= Beginning of Section =
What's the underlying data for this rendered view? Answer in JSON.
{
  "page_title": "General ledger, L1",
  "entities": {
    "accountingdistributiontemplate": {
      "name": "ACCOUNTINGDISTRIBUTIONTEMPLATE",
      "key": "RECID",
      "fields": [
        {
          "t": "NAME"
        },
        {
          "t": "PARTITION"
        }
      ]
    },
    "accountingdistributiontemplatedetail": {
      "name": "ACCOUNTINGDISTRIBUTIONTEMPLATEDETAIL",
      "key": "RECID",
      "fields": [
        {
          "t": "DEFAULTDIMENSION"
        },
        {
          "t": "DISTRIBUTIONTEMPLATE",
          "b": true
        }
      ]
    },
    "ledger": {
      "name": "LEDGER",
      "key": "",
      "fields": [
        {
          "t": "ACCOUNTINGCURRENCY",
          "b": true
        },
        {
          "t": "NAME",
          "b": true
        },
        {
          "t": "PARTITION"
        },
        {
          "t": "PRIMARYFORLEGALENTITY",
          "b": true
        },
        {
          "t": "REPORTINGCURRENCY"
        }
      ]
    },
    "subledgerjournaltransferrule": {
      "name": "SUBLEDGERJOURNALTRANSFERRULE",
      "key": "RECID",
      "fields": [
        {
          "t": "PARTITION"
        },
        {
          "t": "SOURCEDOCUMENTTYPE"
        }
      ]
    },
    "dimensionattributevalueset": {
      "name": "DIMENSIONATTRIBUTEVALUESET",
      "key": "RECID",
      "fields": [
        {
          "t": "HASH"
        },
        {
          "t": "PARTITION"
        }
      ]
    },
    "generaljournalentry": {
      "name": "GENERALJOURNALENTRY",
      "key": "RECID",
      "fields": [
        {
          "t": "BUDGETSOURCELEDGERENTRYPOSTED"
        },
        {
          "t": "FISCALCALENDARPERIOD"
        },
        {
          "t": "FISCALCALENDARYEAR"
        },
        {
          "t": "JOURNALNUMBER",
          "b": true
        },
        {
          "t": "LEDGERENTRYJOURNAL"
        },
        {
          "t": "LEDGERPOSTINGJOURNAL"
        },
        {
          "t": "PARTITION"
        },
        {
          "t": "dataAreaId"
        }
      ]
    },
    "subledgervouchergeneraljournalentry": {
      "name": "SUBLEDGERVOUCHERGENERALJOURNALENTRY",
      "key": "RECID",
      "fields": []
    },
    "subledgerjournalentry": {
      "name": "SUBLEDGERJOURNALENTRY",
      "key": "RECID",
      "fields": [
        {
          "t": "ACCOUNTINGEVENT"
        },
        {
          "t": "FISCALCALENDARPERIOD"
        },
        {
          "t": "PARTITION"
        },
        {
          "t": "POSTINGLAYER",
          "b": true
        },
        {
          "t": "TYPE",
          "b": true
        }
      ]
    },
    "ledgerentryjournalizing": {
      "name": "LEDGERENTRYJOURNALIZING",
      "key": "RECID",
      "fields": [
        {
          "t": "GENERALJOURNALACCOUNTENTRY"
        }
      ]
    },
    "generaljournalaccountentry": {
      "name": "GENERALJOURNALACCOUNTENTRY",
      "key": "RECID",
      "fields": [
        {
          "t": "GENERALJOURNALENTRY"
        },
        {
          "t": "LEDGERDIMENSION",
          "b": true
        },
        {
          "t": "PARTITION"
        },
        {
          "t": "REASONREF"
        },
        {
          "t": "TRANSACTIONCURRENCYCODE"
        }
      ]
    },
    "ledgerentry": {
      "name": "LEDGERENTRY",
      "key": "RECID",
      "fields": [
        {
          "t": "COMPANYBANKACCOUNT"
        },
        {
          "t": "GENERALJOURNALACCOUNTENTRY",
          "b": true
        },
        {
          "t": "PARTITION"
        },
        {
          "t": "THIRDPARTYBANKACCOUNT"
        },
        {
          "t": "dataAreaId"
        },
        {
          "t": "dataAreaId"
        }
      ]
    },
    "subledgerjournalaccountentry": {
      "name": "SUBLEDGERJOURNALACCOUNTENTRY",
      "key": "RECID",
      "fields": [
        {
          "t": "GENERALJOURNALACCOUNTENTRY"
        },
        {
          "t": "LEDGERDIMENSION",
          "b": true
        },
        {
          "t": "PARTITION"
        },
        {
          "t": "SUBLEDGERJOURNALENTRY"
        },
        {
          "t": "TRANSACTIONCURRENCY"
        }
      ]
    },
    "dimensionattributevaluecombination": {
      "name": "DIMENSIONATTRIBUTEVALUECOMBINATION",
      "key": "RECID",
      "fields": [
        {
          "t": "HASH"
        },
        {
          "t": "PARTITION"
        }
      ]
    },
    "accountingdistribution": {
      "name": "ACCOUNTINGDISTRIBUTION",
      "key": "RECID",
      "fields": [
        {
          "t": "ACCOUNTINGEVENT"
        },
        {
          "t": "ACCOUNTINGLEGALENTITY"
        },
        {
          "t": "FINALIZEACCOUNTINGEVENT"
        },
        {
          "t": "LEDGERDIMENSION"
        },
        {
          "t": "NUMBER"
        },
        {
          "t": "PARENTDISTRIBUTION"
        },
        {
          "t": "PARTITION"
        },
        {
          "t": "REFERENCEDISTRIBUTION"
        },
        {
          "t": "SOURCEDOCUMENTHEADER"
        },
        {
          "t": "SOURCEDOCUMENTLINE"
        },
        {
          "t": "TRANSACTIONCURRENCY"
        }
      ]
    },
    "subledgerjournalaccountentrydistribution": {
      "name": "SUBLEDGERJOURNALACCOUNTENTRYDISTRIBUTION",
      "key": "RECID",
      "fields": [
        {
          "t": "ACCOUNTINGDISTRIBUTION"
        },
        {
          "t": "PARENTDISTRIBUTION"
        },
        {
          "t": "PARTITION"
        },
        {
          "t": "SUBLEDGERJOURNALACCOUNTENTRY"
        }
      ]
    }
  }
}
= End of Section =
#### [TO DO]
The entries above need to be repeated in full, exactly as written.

#### [SOLUTION BELOW]
What's the underlying data for this rendered view? Answer in JSON.
{
  "page_title": "General ledger, L1",
  "entities": {
    "accountingdistributiontemplate": {
      "name": "ACCOUNTINGDISTRIBUTIONTEMPLATE",
      "key": "RECID",
      "fields": [
        {
          "t": "NAME"
        },
        {
          "t": "PARTITION"
        }
      ]
    },
    "accountingdistributiontemplatedetail": {
      "name": "ACCOUNTINGDISTRIBUTIONTEMPLATEDETAIL",
      "key": "RECID",
      "fields": [
        {
          "t": "DEFAULTDIMENSION"
        },
        {
          "t": "DISTRIBUTIONTEMPLATE",
          "b": true
        }
      ]
    },
    "ledger": {
      "name": "LEDGER",
      "key": "",
      "fields": [
        {
          "t": "ACCOUNTINGCURRENCY",
          "b": true
        },
        {
          "t": "NAME",
          "b": true
        },
        {
          "t": "PARTITION"
        },
        {
          "t": "PRIMARYFORLEGALENTITY",
          "b": true
        },
        {
          "t": "REPORTINGCURRENCY"
        }
      ]
    },
    "subledgerjournaltransferrule": {
      "name": "SUBLEDGERJOURNALTRANSFERRULE",
      "key": "RECID",
      "fields": [
        {
          "t": "PARTITION"
        },
        {
          "t": "SOURCEDOCUMENTTYPE"
        }
      ]
    },
    "dimensionattributevalueset": {
      "name": "DIMENSIONATTRIBUTEVALUESET",
      "key": "RECID",
      "fields": [
        {
          "t": "HASH"
        },
        {
          "t": "PARTITION"
        }
      ]
    },
    "generaljournalentry": {
      "name": "GENERALJOURNALENTRY",
      "key": "RECID",
      "fields": [
        {
          "t": "BUDGETSOURCELEDGERENTRYPOSTED"
        },
        {
          "t": "FISCALCALENDARPERIOD"
        },
        {
          "t": "FISCALCALENDARYEAR"
        },
        {
          "t": "JOURNALNUMBER",
          "b": true
        },
        {
          "t": "LEDGERENTRYJOURNAL"
        },
        {
          "t": "LEDGERPOSTINGJOURNAL"
        },
        {
          "t": "PARTITION"
        },
        {
          "t": "dataAreaId"
        }
      ]
    },
    "subledgervouchergeneraljournalentry": {
      "name": "SUBLEDGERVOUCHERGENERALJOURNALENTRY",
      "key": "RECID",
      "fields": []
    },
    "subledgerjournalentry": {
      "name": "SUBLEDGERJOURNALENTRY",
      "key": "RECID",
      "fields": [
        {
          "t": "ACCOUNTINGEVENT"
        },
        {
          "t": "FISCALCALENDARPERIOD"
        },
        {
          "t": "PARTITION"
        },
        {
          "t": "POSTINGLAYER",
          "b": true
        },
        {
          "t": "TYPE",
          "b": true
        }
      ]
    },
    "ledgerentryjournalizing": {
      "name": "LEDGERENTRYJOURNALIZING",
      "key": "RECID",
      "fields": [
        {
          "t": "GENERALJOURNALACCOUNTENTRY"
        }
      ]
    },
    "generaljournalaccountentry": {
      "name": "GENERALJOURNALACCOUNTENTRY",
      "key": "RECID",
      "fields": [
        {
          "t": "GENERALJOURNALENTRY"
        },
        {
          "t": "LEDGERDIMENSION",
          "b": true
        },
        {
          "t": "PARTITION"
        },
        {
          "t": "REASONREF"
        },
        {
          "t": "TRANSACTIONCURRENCYCODE"
        }
      ]
    },
    "ledgerentry": {
      "name": "LEDGERENTRY",
      "key": "RECID",
      "fields": [
        {
          "t": "COMPANYBANKACCOUNT"
        },
        {
          "t": "GENERALJOURNALACCOUNTENTRY",
          "b": true
        },
        {
          "t": "PARTITION"
        },
        {
          "t": "THIRDPARTYBANKACCOUNT"
        },
        {
          "t": "dataAreaId"
        },
        {
          "t": "dataAreaId"
        }
      ]
    },
    "subledgerjournalaccountentry": {
      "name": "SUBLEDGERJOURNALACCOUNTENTRY",
      "key": "RECID",
      "fields": [
        {
          "t": "GENERALJOURNALACCOUNTENTRY"
        },
        {
          "t": "LEDGERDIMENSION",
          "b": true
        },
        {
          "t": "PARTITION"
        },
        {
          "t": "SUBLEDGERJOURNALENTRY"
        },
        {
          "t": "TRANSACTIONCURRENCY"
        }
      ]
    },
    "dimensionattributevaluecombination": {
      "name": "DIMENSIONATTRIBUTEVALUECOMBINATION",
      "key": "RECID",
      "fields": [
        {
          "t": "HASH"
        },
        {
          "t": "PARTITION"
        }
      ]
    },
    "accountingdistribution": {
      "name": "ACCOUNTINGDISTRIBUTION",
      "key": "RECID",
      "fields": [
        {
          "t": "ACCOUNTINGEVENT"
        },
        {
          "t": "ACCOUNTINGLEGALENTITY"
        },
        {
          "t": "FINALIZEACCOUNTINGEVENT"
        },
        {
          "t": "LEDGERDIMENSION"
        },
        {
          "t": "NUMBER"
        },
        {
          "t": "PARENTDISTRIBUTION"
        },
        {
          "t": "PARTITION"
        },
        {
          "t": "REFERENCEDISTRIBUTION"
        },
        {
          "t": "SOURCEDOCUMENTHEADER"
        },
        {
          "t": "SOURCEDOCUMENTLINE"
        },
        {
          "t": "TRANSACTIONCURRENCY"
        }
      ]
    },
    "subledgerjournalaccountentrydistribution": {
      "name": "SUBLEDGERJOURNALACCOUNTENTRYDISTRIBUTION",
      "key": "RECID",
      "fields": [
        {
          "t": "ACCOUNTINGDISTRIBUTION"
        },
        {
          "t": "PARENTDISTRIBUTION"
        },
        {
          "t": "PARTITION"
        },
        {
          "t": "SUBLEDGERJOURNALACCOUNTENTRY"
        }
      ]
    }
  }
}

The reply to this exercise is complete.